* AIM OF THE EXERCISE:
Give back the records below exactly, every one, with no pictures.
Segment Start: DATA FOR PROCESSING
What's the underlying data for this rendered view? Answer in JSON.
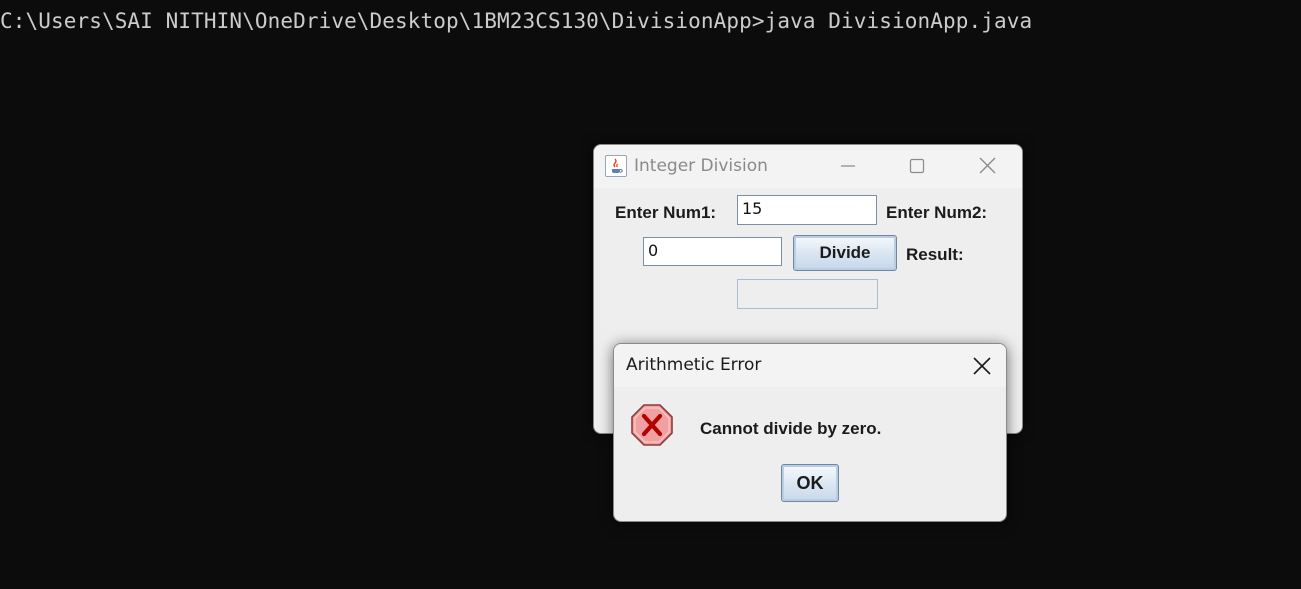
{
  "console": {
    "command_line": "C:\\Users\\SAI NITHIN\\OneDrive\\Desktop\\1BM23CS130\\DivisionApp>java DivisionApp.java"
  },
  "main_window": {
    "title": "Integer Division",
    "num1_label": "Enter Num1:",
    "num1_value": "15",
    "num2_label": "Enter Num2:",
    "num2_value": "0",
    "divide_button": "Divide",
    "result_label": "Result:",
    "result_value": ""
  },
  "error_dialog": {
    "title": "Arithmetic Error",
    "icon": "error-icon",
    "message": "Cannot divide by zero.",
    "ok_button": "OK"
  },
  "colors": {
    "console_background": "#0c0c0c",
    "console_text": "#cccccc",
    "window_background": "#eeeeee",
    "error_icon_fill": "#f0a0a0",
    "error_icon_mark": "#b30000"
  }
}
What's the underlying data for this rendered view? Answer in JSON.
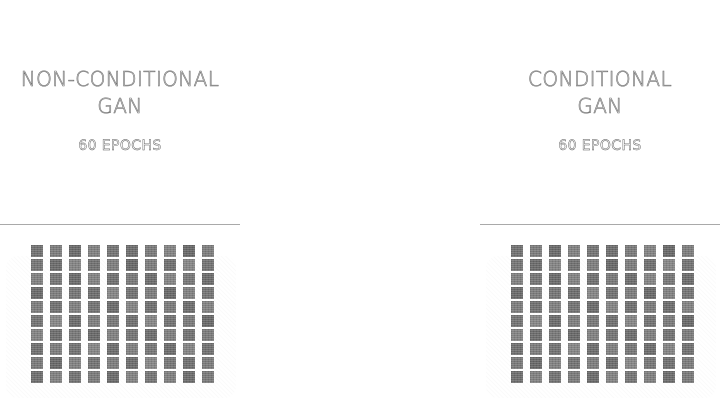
{
  "panels": [
    {
      "title_line1": "NON-CONDITIONAL",
      "title_line2": "GAN",
      "epochs_label": "60 EPOCHS"
    },
    {
      "title_line1": "CONDITIONAL",
      "title_line2": "GAN",
      "epochs_label": "60 EPOCHS"
    }
  ],
  "sample_grid": {
    "rows": 10,
    "cols": 10,
    "cell_shades": [
      "#6f6f6f",
      "#7a7a7a",
      "#686868",
      "#7f7f7f",
      "#727272",
      "#6c6c6c",
      "#787878",
      "#818181",
      "#666666",
      "#7c7c7c",
      "#747474",
      "#6a6a6a",
      "#838383",
      "#707070",
      "#7d7d7d",
      "#676767",
      "#7b7b7b",
      "#6e6e6e",
      "#858585",
      "#717171",
      "#7e7e7e",
      "#737373",
      "#696969",
      "#808080",
      "#6d6d6d",
      "#777777",
      "#6b6b6b",
      "#828282",
      "#757575",
      "#6a6a6a",
      "#686868",
      "#7c7c7c",
      "#747474",
      "#6c6c6c",
      "#848484",
      "#707070",
      "#7a7a7a",
      "#676767",
      "#7f7f7f",
      "#737373",
      "#7b7b7b",
      "#6f6f6f",
      "#7e7e7e",
      "#717171",
      "#696969",
      "#828282",
      "#6d6d6d",
      "#797979",
      "#6b6b6b",
      "#808080",
      "#727272",
      "#858585",
      "#6a6a6a",
      "#7c7c7c",
      "#767676",
      "#6e6e6e",
      "#838383",
      "#707070",
      "#787878",
      "#666666",
      "#818181",
      "#6c6c6c",
      "#777777",
      "#686868",
      "#7f7f7f",
      "#737373",
      "#6b6b6b",
      "#7d7d7d",
      "#717171",
      "#7a7a7a",
      "#6d6d6d",
      "#7b7b7b",
      "#707070",
      "#848484",
      "#6a6a6a",
      "#7e7e7e",
      "#747474",
      "#696969",
      "#828282",
      "#6f6f6f",
      "#787878",
      "#676767",
      "#808080",
      "#727272",
      "#7c7c7c",
      "#6b6b6b",
      "#858585",
      "#757575",
      "#6e6e6e",
      "#7a7a7a",
      "#6c6c6c",
      "#7f7f7f",
      "#717171",
      "#797979",
      "#686868",
      "#818181",
      "#737373",
      "#7d7d7d",
      "#6a6a6a",
      "#777777"
    ]
  }
}
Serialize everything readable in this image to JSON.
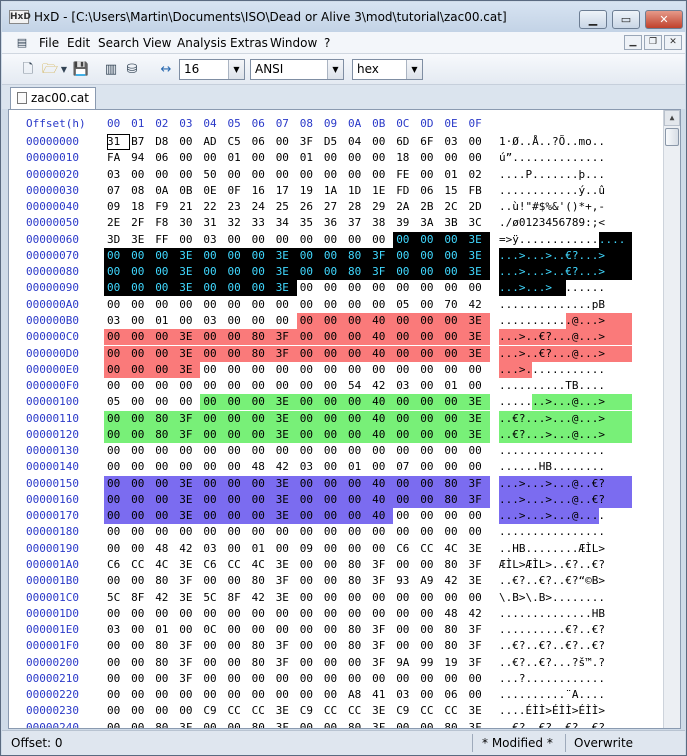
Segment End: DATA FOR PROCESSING
* WRITTEN RESPONSE:
What's the underlying data for this rendered view? Answer in JSON.
{
  "console": {
    "command_line": "C:\\Users\\SAI NITHIN\\OneDrive\\Desktop\\1BM23CS130\\DivisionApp>java DivisionApp.java"
  },
  "main_window": {
    "title": "Integer Division",
    "num1_label": "Enter Num1:",
    "num1_value": "15",
    "num2_label": "Enter Num2:",
    "num2_value": "0",
    "divide_button": "Divide",
    "result_label": "Result:",
    "result_value": ""
  },
  "error_dialog": {
    "title": "Arithmetic Error",
    "icon": "error-icon",
    "message": "Cannot divide by zero.",
    "ok_button": "OK"
  },
  "colors": {
    "console_background": "#0c0c0c",
    "console_text": "#cccccc",
    "window_background": "#eeeeee",
    "error_icon_fill": "#f0a0a0",
    "error_icon_mark": "#b30000"
  }
}
What's the underlying data for this rendered view? Answer in JSON.
{
  "panels": [
    {
      "title_line1": "NON-CONDITIONAL",
      "title_line2": "GAN",
      "epochs_label": "60 EPOCHS"
    },
    {
      "title_line1": "CONDITIONAL",
      "title_line2": "GAN",
      "epochs_label": "60 EPOCHS"
    }
  ],
  "sample_grid": {
    "rows": 10,
    "cols": 10,
    "cell_shades": [
      "#6f6f6f",
      "#7a7a7a",
      "#686868",
      "#7f7f7f",
      "#727272",
      "#6c6c6c",
      "#787878",
      "#818181",
      "#666666",
      "#7c7c7c",
      "#747474",
      "#6a6a6a",
      "#838383",
      "#707070",
      "#7d7d7d",
      "#676767",
      "#7b7b7b",
      "#6e6e6e",
      "#858585",
      "#717171",
      "#7e7e7e",
      "#737373",
      "#696969",
      "#808080",
      "#6d6d6d",
      "#777777",
      "#6b6b6b",
      "#828282",
      "#757575",
      "#6a6a6a",
      "#686868",
      "#7c7c7c",
      "#747474",
      "#6c6c6c",
      "#848484",
      "#707070",
      "#7a7a7a",
      "#676767",
      "#7f7f7f",
      "#737373",
      "#7b7b7b",
      "#6f6f6f",
      "#7e7e7e",
      "#717171",
      "#696969",
      "#828282",
      "#6d6d6d",
      "#797979",
      "#6b6b6b",
      "#808080",
      "#727272",
      "#858585",
      "#6a6a6a",
      "#7c7c7c",
      "#767676",
      "#6e6e6e",
      "#838383",
      "#707070",
      "#787878",
      "#666666",
      "#818181",
      "#6c6c6c",
      "#777777",
      "#686868",
      "#7f7f7f",
      "#737373",
      "#6b6b6b",
      "#7d7d7d",
      "#717171",
      "#7a7a7a",
      "#6d6d6d",
      "#7b7b7b",
      "#707070",
      "#848484",
      "#6a6a6a",
      "#7e7e7e",
      "#747474",
      "#696969",
      "#828282",
      "#6f6f6f",
      "#787878",
      "#676767",
      "#808080",
      "#727272",
      "#7c7c7c",
      "#6b6b6b",
      "#858585",
      "#757575",
      "#6e6e6e",
      "#7a7a7a",
      "#6c6c6c",
      "#7f7f7f",
      "#717171",
      "#797979",
      "#686868",
      "#818181",
      "#737373",
      "#7d7d7d",
      "#6a6a6a",
      "#777777"
    ]
  }
}
Serialize everything readable in this image to JSON.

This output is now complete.